If you find that you need or want to use a double-boiler, be sure to use a glass or non-reactive metal bowl for the curd. Place it over a pot with a couple of inches of simmering water. Make sure the bowl with the curd mixture doesn’t touch the simmering water in the pot below. Then, cook as directed in the recipe. You may also need to add a few minutes to the expected cooking time.
This one is a maybe. Straining the lemon curd serves a couple of purposes. First, it will catch any seeds that may have made it into your mixture. Secondly, it will remove any bits of egg that may have scrambled a bit while cooking.
Straining will also remove at least some of the bigger bits of lemon zest. That can be good or bad, depending on your preferences.
If you want or need to strain your lemon curd, use a fine mesh sieve.
When lemon curd is ready to remove from the heat, it will be thickened and smooth. It should coat the back of a spoon, and leave a trail if you run your finger through the curd on the spoon. Think of it like a pudding that’s more pourable. If your curd is thick but not as thick as it should be, keep cooking.
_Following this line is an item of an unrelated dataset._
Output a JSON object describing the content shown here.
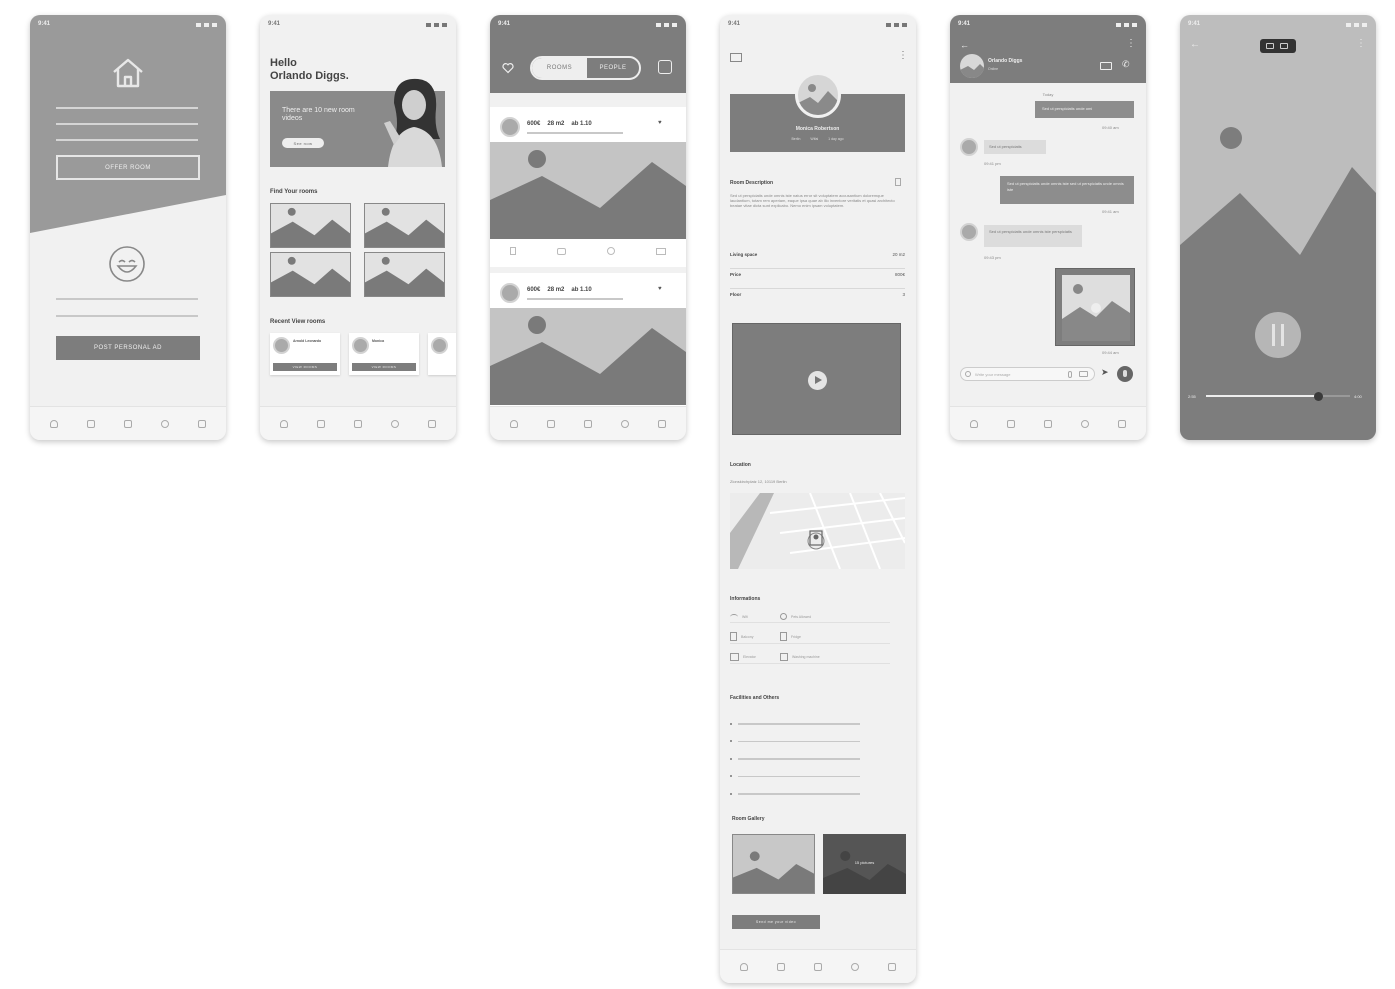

If it still won’t thicken at all, this can be due to mis-measuring ingredients. Most likely, something may be off with the amount of lemon juice or eggs. You can try whisking some of the mixture with another egg yolk and then slowly whisking that into the mixture. Cook a bit longer, and it should thicken.
It likely didn’t cook long enough. You can try returning it to the heat and continue cooking it. Or just embrace that you made a nice lemon sauce!
Lumpy lemon curd is most likely a result of cooking it at a too high temperature. To fix this, you can remove it from the heat, whisk it really well to make it smooth, strain it, and then continue cooking. Instead of that vigorous whisking, you can try giving it a spin in your blender or using an immersion blender.
Lemons can react with some metals, giving your curd a slight metallic taste. If you’re cooking the curd on the stovetop, be sure to use a non-reactive pan to avoid this. A stainless steel or glass bowl works well.
Absolutely. Lemon curd that has been over-cooked will be lumpy, curdled, and have a pronounced egg flavor. You can attempt to rescue it as described above for lumpy lemon curd.